The Commission of Inquiry into the Circumstances Surrounding the Death of Phoenix Sinclair was announced on March 25, 2011 by Attorney General Andrew Swan. Its mandate is to “inquire into the child welfare services provided or not provided to Phoenix Sinclair and her family under The Child and Family Services Act; any other circumstances, apart from the delivery of child welfare services, directly related to the death of Phoenix Sinclair; and why the death of Phoenix Sinclair remained undiscovered for several months.”
By seeking answers to those questions, the inquiry aims to find ways to “better protect Manitoba children” under the Child and Family Services Act.
The commission began public inquiry hearings on Sept. 5 of this year, but those were halted on the Sept. 7 in order for the disagreement over the interview transcripts to be brought before the Court of Appeal.
The inquiry is divided into three phases. The first, when it resumes, will attempt to determine, through cross examination of CFS workers involved in Phoenix Sinclair’s case, what care she was and was not being provided by the agency. This phase will also attempt to understand how it came to be that Sinclair’s disappearance went unnoticed for months.
Phase one is expected to run until the end of December, according to commission counsel Sherri Walsh, as stated in a court transcript from the opening day of the public proceedings.
Phoenix Sinclair was murdered on June 25, 2005, on Fisher River First Nation at the age of five.
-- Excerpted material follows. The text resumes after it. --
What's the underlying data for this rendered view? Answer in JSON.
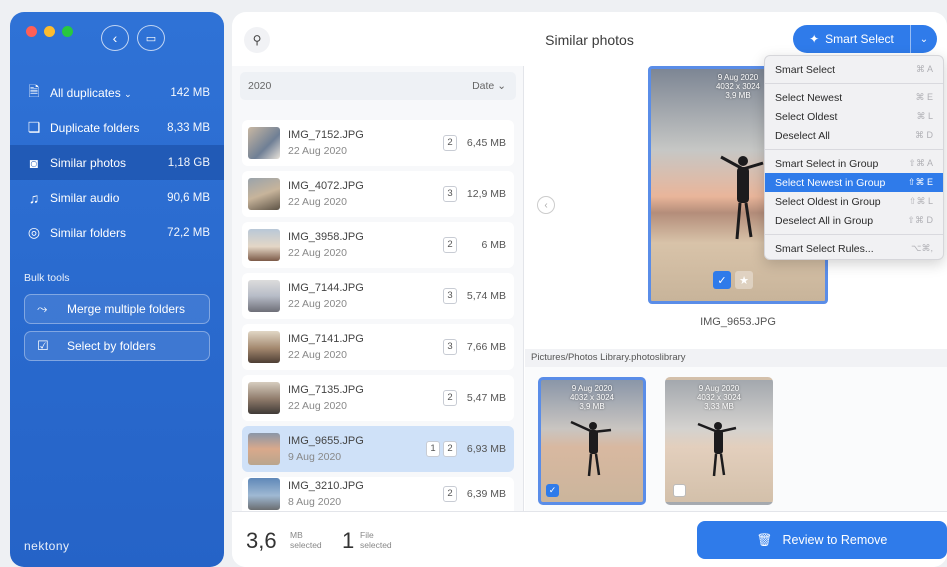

Her body went undiscovered for nine months, until it was uncovered near Fisher River landfill wrapped in plastic.
Sinclair’s mother, Samantha Kematch, and stepfather, Karl McKay, who led police to the site where Sinclair’s body was buried, were convicted of her murder in 2008. Evidence at their trial showed that Sinclair was subjected to years of abuse, including being shot with a pellet gun and being forced to eat her own vomit. Post-mortem examination of her body revealed “numerous new and old fractures, indicating a pattern of violence against her,” according to the Winnipeg Free Press.
According to inquiry transcripts, Kematch and McKay were both contacted by Walsh and asked, “whether they wanted to seek standing to participate in [the] inquiry,” but both parties declined.